At the beginning of the program, the instructor gives people an opportunity to break into small groups or pairs to work together in study groups, peer support, etc. Individuals share contact information (e.g. phone, address) and then they commit to check on each other if they miss class, if they are struggling with assignments etc. Each individual also agrees to make sure their partner, team has updated information.
A final example of engagement shared by TechHire practitioners is the value of mentors in guiding participants, both during the training period and beyond. WorkSystems is currently recruiting mentors from the tech industry, with the hopes that the mentor can be a confidential resource for the mentee on the industry and to support their professional growth. The career coach will help participants prepare for the mentoring session and ground them in the career plan. The mentor can also introduce the mentee to professional associations that can jumpstart the process of career development.
Promoting Persistence Through Comprehensive Student Supports. 2014. By JFF. Link: https://www.jff.org/resources/promoting-persistence-through-comprehensive-supports/
- This brief offers examples of cost-effective strategies used by community colleges to support retention and persistence.
A Resource Guide for College and Career Navigators or Those Interested in Starting a Navigator Program. 2015/ Prepared by the Aspen Institute’s Workforce Strategies Initiative for Participants in the C2C Consortium.
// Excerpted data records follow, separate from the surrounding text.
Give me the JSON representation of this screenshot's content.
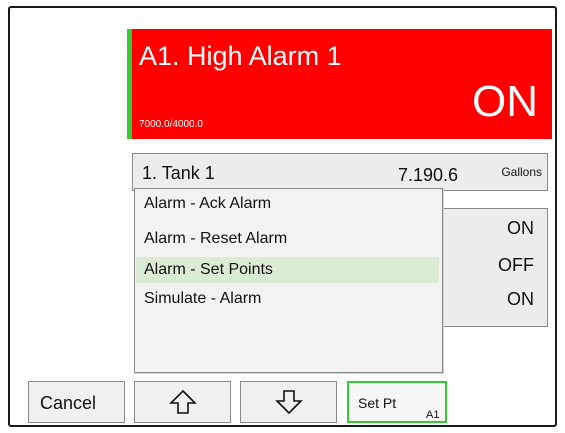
{
  "alarm": {
    "title": "A1. High Alarm 1",
    "values": "7000.0/4000.0",
    "state": "ON",
    "color": "#ff0000",
    "accent_color": "#33cc33"
  },
  "tank": {
    "name": "1. Tank 1",
    "value": "7.190.6",
    "unit": "Gallons"
  },
  "status_panel": {
    "values": [
      "ON",
      "OFF",
      "ON"
    ]
  },
  "menu": {
    "items": [
      "Alarm - Ack Alarm",
      "Alarm - Reset Alarm",
      "Alarm - Set Points",
      "Simulate - Alarm"
    ],
    "selected_index": 2,
    "highlight_color": "#dcebd3"
  },
  "buttons": {
    "cancel": "Cancel",
    "up_icon": "arrow-up-icon",
    "down_icon": "arrow-down-icon",
    "setpt": "Set Pt",
    "setpt_sub": "A1"
  }
}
Link:
- http://www.aspenwsi.org/wordpress/wp-content/uploads/CareerNavigators.pdfThis resource guide contains links to a variety of materials that define the roles and responsibilities of career navigators and other support professionals, and provide models for supporting credential attainment and career success.